Campaign Against Child-Killer Diseases
10/16/2008 4:28:40 PM -
TO further accelerate efforts in the country to improve maternal health care and reduce childhood killer diseases, another National Integrated campaign has been launched in Accra.
The campaign will focus not only on children below five years but also on breast-feeding mothers who have given birth within the past eight weeks.
The services to be provided include: Polio vaccine for children from birth to five years, vitamin A supplementation for children between the ages of six months and five years, deworming for children from two to five years and vitamin A supplementation for women within eight weeks after delivery.

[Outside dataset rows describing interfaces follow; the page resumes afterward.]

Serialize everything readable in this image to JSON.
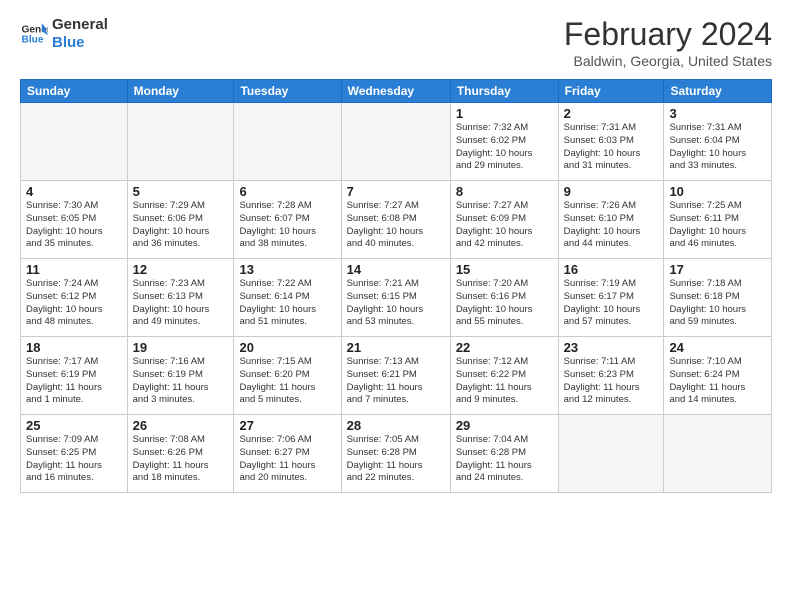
{
  "logo": {
    "line1": "General",
    "line2": "Blue"
  },
  "title": "February 2024",
  "location": "Baldwin, Georgia, United States",
  "days_header": [
    "Sunday",
    "Monday",
    "Tuesday",
    "Wednesday",
    "Thursday",
    "Friday",
    "Saturday"
  ],
  "weeks": [
    [
      {
        "day": "",
        "info": ""
      },
      {
        "day": "",
        "info": ""
      },
      {
        "day": "",
        "info": ""
      },
      {
        "day": "",
        "info": ""
      },
      {
        "day": "1",
        "info": "Sunrise: 7:32 AM\nSunset: 6:02 PM\nDaylight: 10 hours\nand 29 minutes."
      },
      {
        "day": "2",
        "info": "Sunrise: 7:31 AM\nSunset: 6:03 PM\nDaylight: 10 hours\nand 31 minutes."
      },
      {
        "day": "3",
        "info": "Sunrise: 7:31 AM\nSunset: 6:04 PM\nDaylight: 10 hours\nand 33 minutes."
      }
    ],
    [
      {
        "day": "4",
        "info": "Sunrise: 7:30 AM\nSunset: 6:05 PM\nDaylight: 10 hours\nand 35 minutes."
      },
      {
        "day": "5",
        "info": "Sunrise: 7:29 AM\nSunset: 6:06 PM\nDaylight: 10 hours\nand 36 minutes."
      },
      {
        "day": "6",
        "info": "Sunrise: 7:28 AM\nSunset: 6:07 PM\nDaylight: 10 hours\nand 38 minutes."
      },
      {
        "day": "7",
        "info": "Sunrise: 7:27 AM\nSunset: 6:08 PM\nDaylight: 10 hours\nand 40 minutes."
      },
      {
        "day": "8",
        "info": "Sunrise: 7:27 AM\nSunset: 6:09 PM\nDaylight: 10 hours\nand 42 minutes."
      },
      {
        "day": "9",
        "info": "Sunrise: 7:26 AM\nSunset: 6:10 PM\nDaylight: 10 hours\nand 44 minutes."
      },
      {
        "day": "10",
        "info": "Sunrise: 7:25 AM\nSunset: 6:11 PM\nDaylight: 10 hours\nand 46 minutes."
      }
    ],
    [
      {
        "day": "11",
        "info": "Sunrise: 7:24 AM\nSunset: 6:12 PM\nDaylight: 10 hours\nand 48 minutes."
      },
      {
        "day": "12",
        "info": "Sunrise: 7:23 AM\nSunset: 6:13 PM\nDaylight: 10 hours\nand 49 minutes."
      },
      {
        "day": "13",
        "info": "Sunrise: 7:22 AM\nSunset: 6:14 PM\nDaylight: 10 hours\nand 51 minutes."
      },
      {
        "day": "14",
        "info": "Sunrise: 7:21 AM\nSunset: 6:15 PM\nDaylight: 10 hours\nand 53 minutes."
      },
      {
        "day": "15",
        "info": "Sunrise: 7:20 AM\nSunset: 6:16 PM\nDaylight: 10 hours\nand 55 minutes."
      },
      {
        "day": "16",
        "info": "Sunrise: 7:19 AM\nSunset: 6:17 PM\nDaylight: 10 hours\nand 57 minutes."
      },
      {
        "day": "17",
        "info": "Sunrise: 7:18 AM\nSunset: 6:18 PM\nDaylight: 10 hours\nand 59 minutes."
      }
    ],
    [
      {
        "day": "18",
        "info": "Sunrise: 7:17 AM\nSunset: 6:19 PM\nDaylight: 11 hours\nand 1 minute."
      },
      {
        "day": "19",
        "info": "Sunrise: 7:16 AM\nSunset: 6:19 PM\nDaylight: 11 hours\nand 3 minutes."
      },
      {
        "day": "20",
        "info": "Sunrise: 7:15 AM\nSunset: 6:20 PM\nDaylight: 11 hours\nand 5 minutes."
      },
      {
        "day": "21",
        "info": "Sunrise: 7:13 AM\nSunset: 6:21 PM\nDaylight: 11 hours\nand 7 minutes."
      },
      {
        "day": "22",
        "info": "Sunrise: 7:12 AM\nSunset: 6:22 PM\nDaylight: 11 hours\nand 9 minutes."
      },
      {
        "day": "23",
        "info": "Sunrise: 7:11 AM\nSunset: 6:23 PM\nDaylight: 11 hours\nand 12 minutes."
      },
      {
        "day": "24",
        "info": "Sunrise: 7:10 AM\nSunset: 6:24 PM\nDaylight: 11 hours\nand 14 minutes."
      }
    ],
    [
      {
        "day": "25",
        "info": "Sunrise: 7:09 AM\nSunset: 6:25 PM\nDaylight: 11 hours\nand 16 minutes."
      },
      {
        "day": "26",
        "info": "Sunrise: 7:08 AM\nSunset: 6:26 PM\nDaylight: 11 hours\nand 18 minutes."
      },
      {
        "day": "27",
        "info": "Sunrise: 7:06 AM\nSunset: 6:27 PM\nDaylight: 11 hours\nand 20 minutes."
      },
      {
        "day": "28",
        "info": "Sunrise: 7:05 AM\nSunset: 6:28 PM\nDaylight: 11 hours\nand 22 minutes."
      },
      {
        "day": "29",
        "info": "Sunrise: 7:04 AM\nSunset: 6:28 PM\nDaylight: 11 hours\nand 24 minutes."
      },
      {
        "day": "",
        "info": ""
      },
      {
        "day": "",
        "info": ""
      }
    ]
  ]
}
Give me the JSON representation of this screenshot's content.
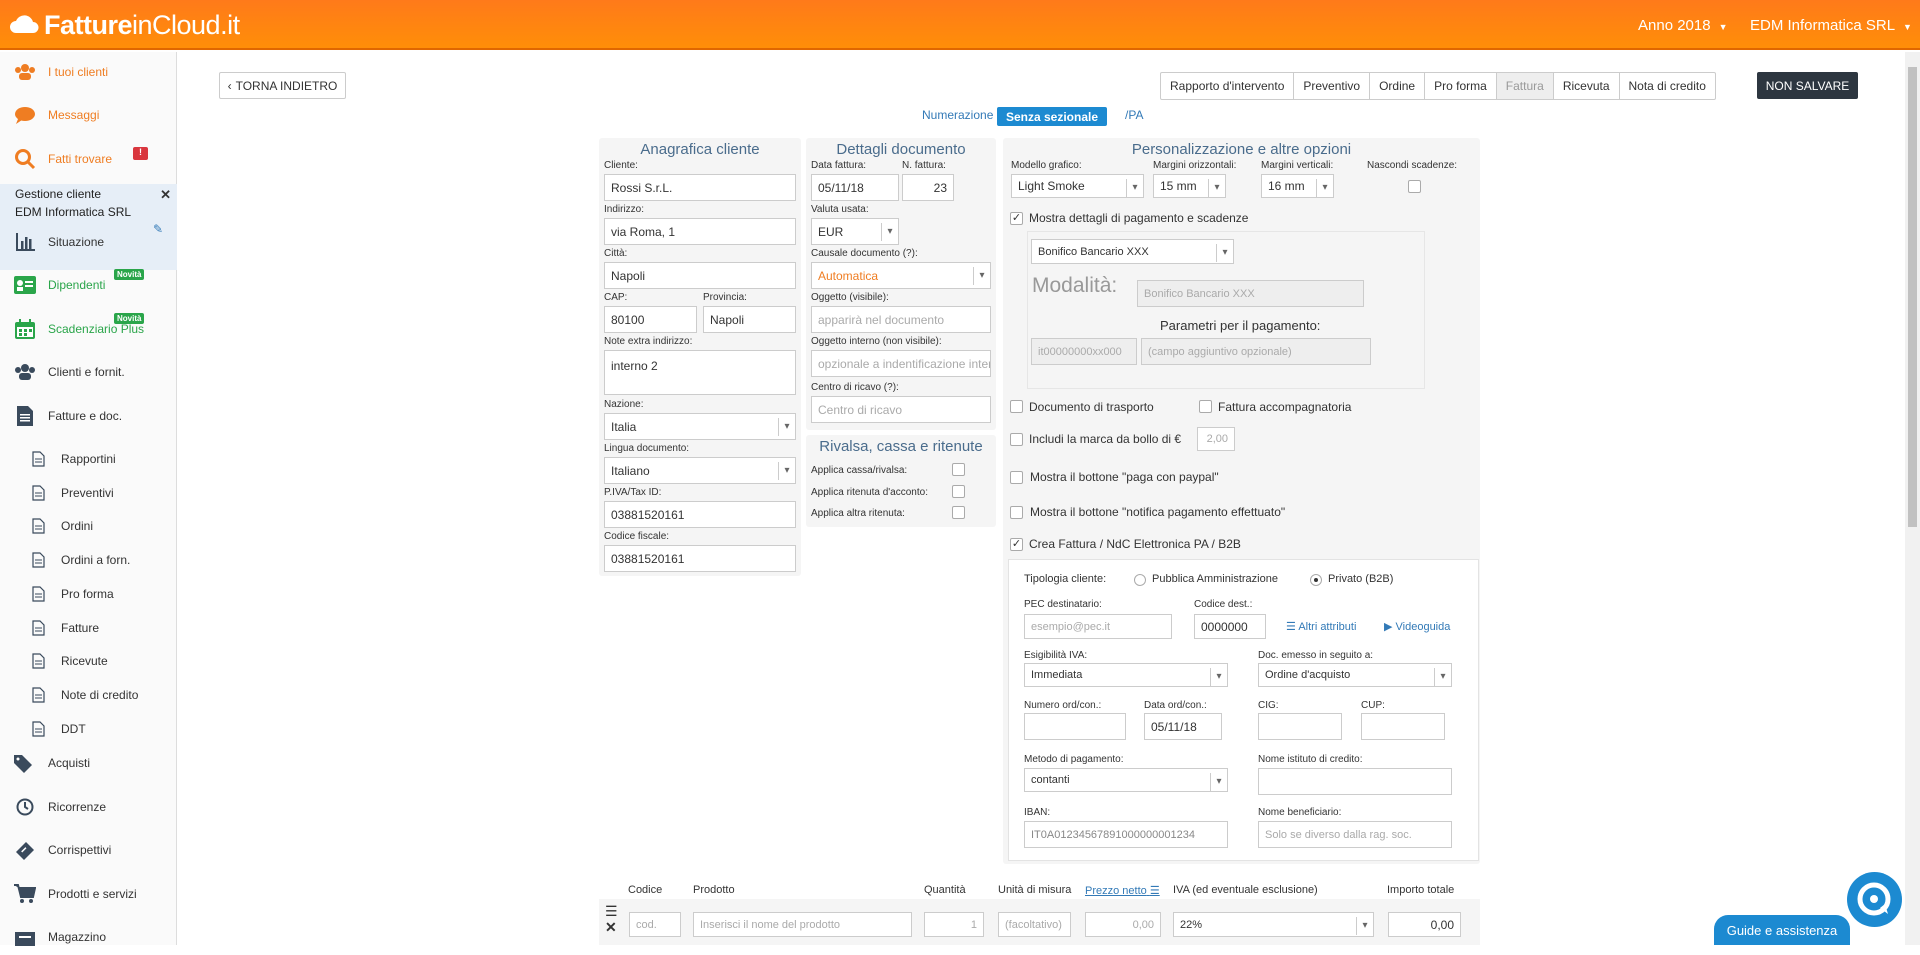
{
  "header": {
    "logo_bold": "Fatture",
    "logo_light": "inCloud.it",
    "year": "Anno 2018",
    "company": "EDM Informatica SRL"
  },
  "sidebar": {
    "top": [
      {
        "label": "I tuoi clienti",
        "icon": "users-icon"
      },
      {
        "label": "Messaggi",
        "icon": "chat-icon"
      },
      {
        "label": "Fatti trovare",
        "icon": "search-icon"
      }
    ],
    "gestione": {
      "title": "Gestione cliente",
      "subtitle": "EDM Informatica SRL"
    },
    "items": [
      {
        "label": "Situazione"
      },
      {
        "label": "Dipendenti",
        "badge": "Novità"
      },
      {
        "label": "Scadenziario Plus",
        "badge": "Novità"
      },
      {
        "label": "Clienti e fornit."
      },
      {
        "label": "Fatture e doc."
      }
    ],
    "subitems": [
      "Rapportini",
      "Preventivi",
      "Ordini",
      "Ordini a forn.",
      "Pro forma",
      "Fatture",
      "Ricevute",
      "Note di credito",
      "DDT"
    ],
    "bottom": [
      "Acquisti",
      "Ricorrenze",
      "Corrispettivi",
      "Prodotti e servizi",
      "Magazzino"
    ]
  },
  "toolbar": {
    "back": "TORNA INDIETRO",
    "tabs": [
      "Rapporto d'intervento",
      "Preventivo",
      "Ordine",
      "Pro forma",
      "Fattura",
      "Ricevuta",
      "Nota di credito"
    ],
    "active_tab": "Fattura",
    "no_save": "NON SALVARE"
  },
  "numerazione": {
    "label": "Numerazione",
    "pill": "Senza sezionale",
    "suffix": "/PA"
  },
  "anagrafica": {
    "title": "Anagrafica cliente",
    "cliente_label": "Cliente:",
    "cliente": "Rossi S.r.L.",
    "indirizzo_label": "Indirizzo:",
    "indirizzo": "via Roma, 1",
    "citta_label": "Città:",
    "citta": "Napoli",
    "cap_label": "CAP:",
    "cap": "80100",
    "provincia_label": "Provincia:",
    "provincia": "Napoli",
    "note_label": "Note extra indirizzo:",
    "note": "interno 2",
    "nazione_label": "Nazione:",
    "nazione": "Italia",
    "lingua_label": "Lingua documento:",
    "lingua": "Italiano",
    "piva_label": "P.IVA/Tax ID:",
    "piva": "03881520161",
    "cf_label": "Codice fiscale:",
    "cf": "03881520161"
  },
  "dettagli": {
    "title": "Dettagli documento",
    "data_label": "Data fattura:",
    "data": "05/11/18",
    "num_label": "N. fattura:",
    "num": "23",
    "valuta_label": "Valuta usata:",
    "valuta": "EUR",
    "causale_label": "Causale documento (?):",
    "causale": "Automatica",
    "oggetto_label": "Oggetto (visibile):",
    "oggetto_ph": "apparirà nel documento",
    "oggetto_int_label": "Oggetto interno (non visibile):",
    "oggetto_int_ph": "opzionale a indentificazione inten",
    "centro_label": "Centro di ricavo (?):",
    "centro_ph": "Centro di ricavo"
  },
  "rivalsa": {
    "title": "Rivalsa, cassa e ritenute",
    "items": [
      "Applica cassa/rivalsa:",
      "Applica ritenuta d'acconto:",
      "Applica altra ritenuta:"
    ]
  },
  "personalizzazione": {
    "title": "Personalizzazione e altre opzioni",
    "modello_label": "Modello grafico:",
    "modello": "Light Smoke",
    "marg_o_label": "Margini orizzontali:",
    "marg_o": "15 mm",
    "marg_v_label": "Margini verticali:",
    "marg_v": "16 mm",
    "nascondi_label": "Nascondi scadenze:",
    "mostra_dettagli": "Mostra dettagli di pagamento e scadenze",
    "bonifico": "Bonifico Bancario XXX",
    "modalita": "Modalità:",
    "modalita_val": "Bonifico Bancario XXX",
    "parametri": "Parametri per il pagamento:",
    "param1": "it00000000xx000",
    "param2": "(campo aggiuntivo opzionale)",
    "doc_trasporto": "Documento di trasporto",
    "fattura_acc": "Fattura accompagnatoria",
    "bollo": "Includi la marca da bollo di €",
    "bollo_val": "2,00",
    "paypal": "Mostra il bottone \"paga con paypal\"",
    "notifica": "Mostra il bottone \"notifica pagamento effettuato\"",
    "crea_pa": "Crea Fattura / NdC Elettronica PA / B2B"
  },
  "pa": {
    "tipologia_label": "Tipologia cliente:",
    "pa_opt": "Pubblica Amministrazione",
    "b2b_opt": "Privato (B2B)",
    "pec_label": "PEC destinatario:",
    "pec_ph": "esempio@pec.it",
    "codice_label": "Codice dest.:",
    "codice": "0000000",
    "altri": "Altri attributi",
    "video": "Videoguida",
    "esig_label": "Esigibilità IVA:",
    "esig": "Immediata",
    "emesso_label": "Doc. emesso in seguito a:",
    "emesso": "Ordine d'acquisto",
    "numord_label": "Numero ord/con.:",
    "dataord_label": "Data ord/con.:",
    "dataord": "05/11/18",
    "cig_label": "CIG:",
    "cup_label": "CUP:",
    "metodo_label": "Metodo di pagamento:",
    "metodo": "contanti",
    "istituto_label": "Nome istituto di credito:",
    "iban_label": "IBAN:",
    "iban": "IT0A01234567891000000001234",
    "benef_label": "Nome beneficiario:",
    "benef_ph": "Solo se diverso dalla rag. soc."
  },
  "products": {
    "headers": [
      "Codice",
      "Prodotto",
      "Quantità",
      "Unità di misura",
      "Prezzo netto",
      "IVA (ed eventuale esclusione)",
      "Importo totale"
    ],
    "cod_ph": "cod.",
    "prod_ph": "Inserisci il nome del prodotto",
    "qty": "1",
    "um_ph": "(facoltativo)",
    "prezzo": "0,00",
    "iva": "22%",
    "importo": "0,00"
  },
  "help": {
    "guide": "Guide e assistenza"
  }
}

The Maternal and Child Health Campaign is on the theme: 'Healthy Mothers and Children make a Better Ghana'.
Launching it, the Deputy Minister of Health, Gladys Ashitey said for the country to reduce maternal mortality and childhood diseases, its health workers must implement known and tested interventions.
She explained known and tested interventions to included polio immunisation, food supplementation and prevention against endemic disease's such as malaria.
'It is important for us as a nation to realise that even though we have and continue to invest in recamping our health systems, we still have a long way to go to make it respond to the needs of every family living in Ghana', Mrs Ashitey said.
She noted that campaigns such as maternal and child health, only serve to overcome some of the inherent challenges and obstacles that make it difficult for health personnel to reach out to those who for one reason or the other are not able to take up services within the routine system.
'It is for this reason that the Ministry of Health views these annual campaigns as key strategies for improving access to basic health services', Mrs Ashitey stated.
The Deputy Minister called on Ghanaians to collectively involve themselves in the fight against childhood diseases and maternal mortality, saying 'the task of reducing deaths among children and pregnant women is not limited to health workers alone but to all of us'.
'It is important for us to see these campaigns not as events but a well thought out process of increasing access and improving our chances of meeting the MDGs come 2015', she said.
Dr Yasmin Ali Haque, UNICEF representative to Ghana, observed that inadequate access to basic health services continues to pose challenges to the survival of the Ghanaian mother and child.
According to her, recent estimates suggested a stagnating trend of under-five mortality rate and a deteriorating maternal mortality ratio.
She said the campaign forms part of effort to complement the existing strategies towards the achievement of Millennium Development Goal four and five (MDG4&5).